Would most of this have been possible without the geology?  Yes, but it wouldn’t have felt as grounded.  The world wouldn’t have felt so real.  There’s something very real about a rock, especially one that makes sense in its context.  The geology of a place informs its character.  Nyaanovos wouldn’t be the same place without its geologic history.  Neither would the people who emerged from it, and came to it.

I said in the title to this post that there was not merely a paen, but a plea.  And the plea is this: if you know of any resources on Mediterranean geology, I could use them.  Blogs, websites, geologic maps – whatever you know of.  If you can, and if you have the time, drop me a comment.  Help me build a better world.


  1. Anonymous says

    Oh yeah, I feel it too! Their legends, like our legends, are populated by giant mythical beasts, generated by the fossils they recognized for bone, however distant. The geology is consistent, as this took place in old Turkey. Stone cutters had marble, builders limestone and the artists amber.The soils you describe, while thin, would grow trees in the sea air. Citrus and olive, or something similar found only in fantasy novels. The geology would allow for distant pegmatites, jewels for trade. And hot springs, every world needs hot springs. The plates are crashing, how deep is the water off shore? Is there a subduction trench? you can get some good sea life going. Sorry, lunch break over, thanks for the geodaydream….

  2. says

    I have made several attempts to figure out the mountains of Middle Earth, but so far have not come up with a coherent plate tectonic consistent explanation.

  3. says

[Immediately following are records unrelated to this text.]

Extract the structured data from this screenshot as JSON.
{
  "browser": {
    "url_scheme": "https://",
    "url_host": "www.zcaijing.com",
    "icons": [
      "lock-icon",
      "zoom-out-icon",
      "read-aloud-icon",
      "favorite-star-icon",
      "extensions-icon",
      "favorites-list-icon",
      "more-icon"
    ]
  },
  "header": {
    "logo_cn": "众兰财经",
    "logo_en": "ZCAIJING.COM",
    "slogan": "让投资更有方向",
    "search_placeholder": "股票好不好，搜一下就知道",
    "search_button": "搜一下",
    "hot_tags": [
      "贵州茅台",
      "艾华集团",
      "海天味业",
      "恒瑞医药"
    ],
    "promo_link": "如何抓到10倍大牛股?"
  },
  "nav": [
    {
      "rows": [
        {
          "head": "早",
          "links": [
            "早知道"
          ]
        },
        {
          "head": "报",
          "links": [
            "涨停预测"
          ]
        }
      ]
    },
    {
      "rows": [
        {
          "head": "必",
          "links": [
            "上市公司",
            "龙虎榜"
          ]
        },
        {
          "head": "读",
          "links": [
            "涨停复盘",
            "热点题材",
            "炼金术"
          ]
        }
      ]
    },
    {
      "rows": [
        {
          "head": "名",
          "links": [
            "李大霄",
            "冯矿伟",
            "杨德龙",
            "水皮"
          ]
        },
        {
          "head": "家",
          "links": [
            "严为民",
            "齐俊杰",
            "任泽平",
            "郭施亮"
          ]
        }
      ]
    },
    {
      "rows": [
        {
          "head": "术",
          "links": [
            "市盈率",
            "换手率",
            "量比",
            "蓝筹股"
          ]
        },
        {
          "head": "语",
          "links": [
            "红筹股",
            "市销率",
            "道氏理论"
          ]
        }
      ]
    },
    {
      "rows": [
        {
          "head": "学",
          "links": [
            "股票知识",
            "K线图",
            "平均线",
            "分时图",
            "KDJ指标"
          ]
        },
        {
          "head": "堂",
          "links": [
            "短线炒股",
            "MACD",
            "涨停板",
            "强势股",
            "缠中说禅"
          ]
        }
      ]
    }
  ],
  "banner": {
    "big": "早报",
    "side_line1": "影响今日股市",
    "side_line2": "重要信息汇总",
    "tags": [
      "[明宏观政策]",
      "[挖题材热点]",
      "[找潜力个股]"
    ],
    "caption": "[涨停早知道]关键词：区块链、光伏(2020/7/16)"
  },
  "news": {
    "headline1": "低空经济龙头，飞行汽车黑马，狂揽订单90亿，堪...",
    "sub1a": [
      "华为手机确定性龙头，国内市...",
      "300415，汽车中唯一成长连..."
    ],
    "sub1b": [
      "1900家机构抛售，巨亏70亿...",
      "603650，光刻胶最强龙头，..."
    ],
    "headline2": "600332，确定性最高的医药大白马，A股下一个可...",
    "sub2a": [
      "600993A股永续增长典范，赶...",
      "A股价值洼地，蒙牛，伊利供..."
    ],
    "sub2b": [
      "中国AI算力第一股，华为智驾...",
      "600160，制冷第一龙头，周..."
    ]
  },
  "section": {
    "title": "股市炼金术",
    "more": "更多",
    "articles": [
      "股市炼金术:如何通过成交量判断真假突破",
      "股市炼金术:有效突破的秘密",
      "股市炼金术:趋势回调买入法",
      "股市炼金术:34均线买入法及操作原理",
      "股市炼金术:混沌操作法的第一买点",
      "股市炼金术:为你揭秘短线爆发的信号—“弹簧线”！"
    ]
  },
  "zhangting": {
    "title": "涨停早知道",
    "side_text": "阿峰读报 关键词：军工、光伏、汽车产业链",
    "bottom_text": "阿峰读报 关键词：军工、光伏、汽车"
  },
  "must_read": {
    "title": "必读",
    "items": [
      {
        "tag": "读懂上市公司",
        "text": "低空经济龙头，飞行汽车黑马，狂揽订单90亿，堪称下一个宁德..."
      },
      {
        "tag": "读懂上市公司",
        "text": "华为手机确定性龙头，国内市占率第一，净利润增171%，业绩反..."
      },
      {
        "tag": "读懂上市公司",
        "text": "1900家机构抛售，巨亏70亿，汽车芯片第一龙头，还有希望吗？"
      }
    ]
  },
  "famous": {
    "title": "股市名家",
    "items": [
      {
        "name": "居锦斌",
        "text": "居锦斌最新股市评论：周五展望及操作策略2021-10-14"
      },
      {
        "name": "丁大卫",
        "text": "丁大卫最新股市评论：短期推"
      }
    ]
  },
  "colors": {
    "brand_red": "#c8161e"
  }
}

    Dana, if you are the least bit handy with graphic arts, I recommend you go out and buy a poster sized binder of drawing paper, a decent set of fine marker pens, and a set of markers with wedge shaped nibs, capable of rendering elementary caligraphy.Then, start building yourself a map of Xtalea. Sketch it out in pencil first, then add place names and geographic details.A map is an amazingly useful tool to focus your thoughts and augment your imagination. I honestly believe a great deal of the narrative in The Rings trilogy originates from Tolkien's early creation of maps of Middle Earth, and his use of them to stimulate his imagination.